Air India actually has strong selling points as far as its hard product goes, at least in coach. Economy features 33-34 inch pitch, and its 777s retain a 3-3-3 configuration. That makes it one of the most spacious coach products in the sky. Catering also generally rates highly, at least if you like Indian food. On the other hand, the Business Class product remains generally average, with only angled-flat seats and middle seats. The new 787-9 presumed to operate the DFW route should improve that, with full lie-flat seats. But in the end, a good product only works if people want to fly the airline. AI still has work to do in that regard, to convince flyers that it really has improved.
Air India Service to DFW – Final Thoughts
Of course, as a DFW resident, I’m delighted at the prospect of nonstop flights to India. Will AI be able to pull it off? To me, it’s a risky bet. Air India will have to rely heavily on O&D traffic. That seems like a challenge, given the lack of Star Alliance loyalty in the area, and the airline’s still poor reputation among some. However, the favorable demographics and business ties in the Metroplex give the route a fighting chance.
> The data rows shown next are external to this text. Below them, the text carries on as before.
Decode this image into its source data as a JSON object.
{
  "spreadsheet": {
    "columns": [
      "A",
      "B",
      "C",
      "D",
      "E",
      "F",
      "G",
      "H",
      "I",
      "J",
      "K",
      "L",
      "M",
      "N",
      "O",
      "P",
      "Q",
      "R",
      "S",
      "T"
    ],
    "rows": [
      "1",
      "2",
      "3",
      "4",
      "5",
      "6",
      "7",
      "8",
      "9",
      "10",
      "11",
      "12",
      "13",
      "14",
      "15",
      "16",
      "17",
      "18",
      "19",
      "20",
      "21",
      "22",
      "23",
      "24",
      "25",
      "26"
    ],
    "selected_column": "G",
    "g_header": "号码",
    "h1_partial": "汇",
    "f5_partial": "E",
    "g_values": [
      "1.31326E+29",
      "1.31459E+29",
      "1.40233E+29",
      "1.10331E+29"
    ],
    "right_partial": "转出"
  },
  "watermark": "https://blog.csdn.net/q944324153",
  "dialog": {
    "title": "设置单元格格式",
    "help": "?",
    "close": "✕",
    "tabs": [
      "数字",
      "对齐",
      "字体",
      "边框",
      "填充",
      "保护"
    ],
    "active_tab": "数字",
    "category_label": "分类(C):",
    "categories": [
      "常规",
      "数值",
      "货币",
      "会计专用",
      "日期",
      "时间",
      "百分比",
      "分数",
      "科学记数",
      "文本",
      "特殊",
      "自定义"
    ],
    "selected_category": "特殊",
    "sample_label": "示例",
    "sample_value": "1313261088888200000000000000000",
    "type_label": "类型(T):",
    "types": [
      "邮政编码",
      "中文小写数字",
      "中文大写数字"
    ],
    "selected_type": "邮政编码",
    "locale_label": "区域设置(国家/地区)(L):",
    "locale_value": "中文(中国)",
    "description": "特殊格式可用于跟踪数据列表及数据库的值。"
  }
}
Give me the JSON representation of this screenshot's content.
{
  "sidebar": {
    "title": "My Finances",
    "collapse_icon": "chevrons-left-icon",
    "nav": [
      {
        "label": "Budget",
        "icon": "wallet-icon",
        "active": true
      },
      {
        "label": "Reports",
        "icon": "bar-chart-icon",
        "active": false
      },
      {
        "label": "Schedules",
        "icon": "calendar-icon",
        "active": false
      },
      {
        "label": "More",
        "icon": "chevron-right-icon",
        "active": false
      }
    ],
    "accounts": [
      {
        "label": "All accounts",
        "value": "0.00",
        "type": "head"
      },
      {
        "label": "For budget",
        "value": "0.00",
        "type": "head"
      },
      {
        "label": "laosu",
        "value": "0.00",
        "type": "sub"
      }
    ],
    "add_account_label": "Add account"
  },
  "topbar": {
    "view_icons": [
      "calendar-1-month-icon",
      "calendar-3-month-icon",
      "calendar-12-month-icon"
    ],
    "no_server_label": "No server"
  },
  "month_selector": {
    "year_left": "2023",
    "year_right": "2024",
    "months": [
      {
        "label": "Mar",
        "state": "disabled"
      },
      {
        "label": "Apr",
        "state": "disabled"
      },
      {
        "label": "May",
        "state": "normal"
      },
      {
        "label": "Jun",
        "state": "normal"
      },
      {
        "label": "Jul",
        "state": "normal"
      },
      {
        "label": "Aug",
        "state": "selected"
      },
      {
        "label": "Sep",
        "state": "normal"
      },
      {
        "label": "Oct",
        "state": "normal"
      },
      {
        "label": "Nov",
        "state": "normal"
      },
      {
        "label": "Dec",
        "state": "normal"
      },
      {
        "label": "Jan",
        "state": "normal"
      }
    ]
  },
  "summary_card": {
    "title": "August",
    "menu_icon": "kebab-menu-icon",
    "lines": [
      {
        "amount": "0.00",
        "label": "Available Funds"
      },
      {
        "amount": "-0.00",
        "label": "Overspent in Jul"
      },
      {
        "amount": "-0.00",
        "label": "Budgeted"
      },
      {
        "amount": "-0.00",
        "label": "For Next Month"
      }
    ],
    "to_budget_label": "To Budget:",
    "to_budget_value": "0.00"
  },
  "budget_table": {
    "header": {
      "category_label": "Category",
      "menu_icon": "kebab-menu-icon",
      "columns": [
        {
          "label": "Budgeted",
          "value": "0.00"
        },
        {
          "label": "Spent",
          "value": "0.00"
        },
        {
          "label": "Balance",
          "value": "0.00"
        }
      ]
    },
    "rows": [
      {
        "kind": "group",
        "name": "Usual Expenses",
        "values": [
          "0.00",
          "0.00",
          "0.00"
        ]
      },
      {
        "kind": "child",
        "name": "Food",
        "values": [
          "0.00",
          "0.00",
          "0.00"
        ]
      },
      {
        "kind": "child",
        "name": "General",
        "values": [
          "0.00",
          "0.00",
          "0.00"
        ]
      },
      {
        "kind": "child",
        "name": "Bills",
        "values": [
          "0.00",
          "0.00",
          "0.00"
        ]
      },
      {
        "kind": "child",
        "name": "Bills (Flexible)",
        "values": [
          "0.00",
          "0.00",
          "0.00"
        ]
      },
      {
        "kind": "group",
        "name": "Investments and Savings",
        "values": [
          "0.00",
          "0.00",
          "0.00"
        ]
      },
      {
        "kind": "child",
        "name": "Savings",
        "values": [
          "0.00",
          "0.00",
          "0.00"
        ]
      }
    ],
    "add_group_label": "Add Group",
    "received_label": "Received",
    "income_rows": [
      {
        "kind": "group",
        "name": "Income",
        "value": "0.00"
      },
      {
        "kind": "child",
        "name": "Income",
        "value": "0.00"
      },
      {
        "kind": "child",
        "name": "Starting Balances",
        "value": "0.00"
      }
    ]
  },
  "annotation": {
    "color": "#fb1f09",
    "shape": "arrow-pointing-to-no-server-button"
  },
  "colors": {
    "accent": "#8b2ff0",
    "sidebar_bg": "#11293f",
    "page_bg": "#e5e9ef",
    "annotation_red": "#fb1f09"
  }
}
I’ll certainly give it a try if it does indeed get off the ground.
Photo of Air India aircraft: “Air India B787” by Ozzy Delaney, via Flickr Creative Commons, license Attribution 4.0 International.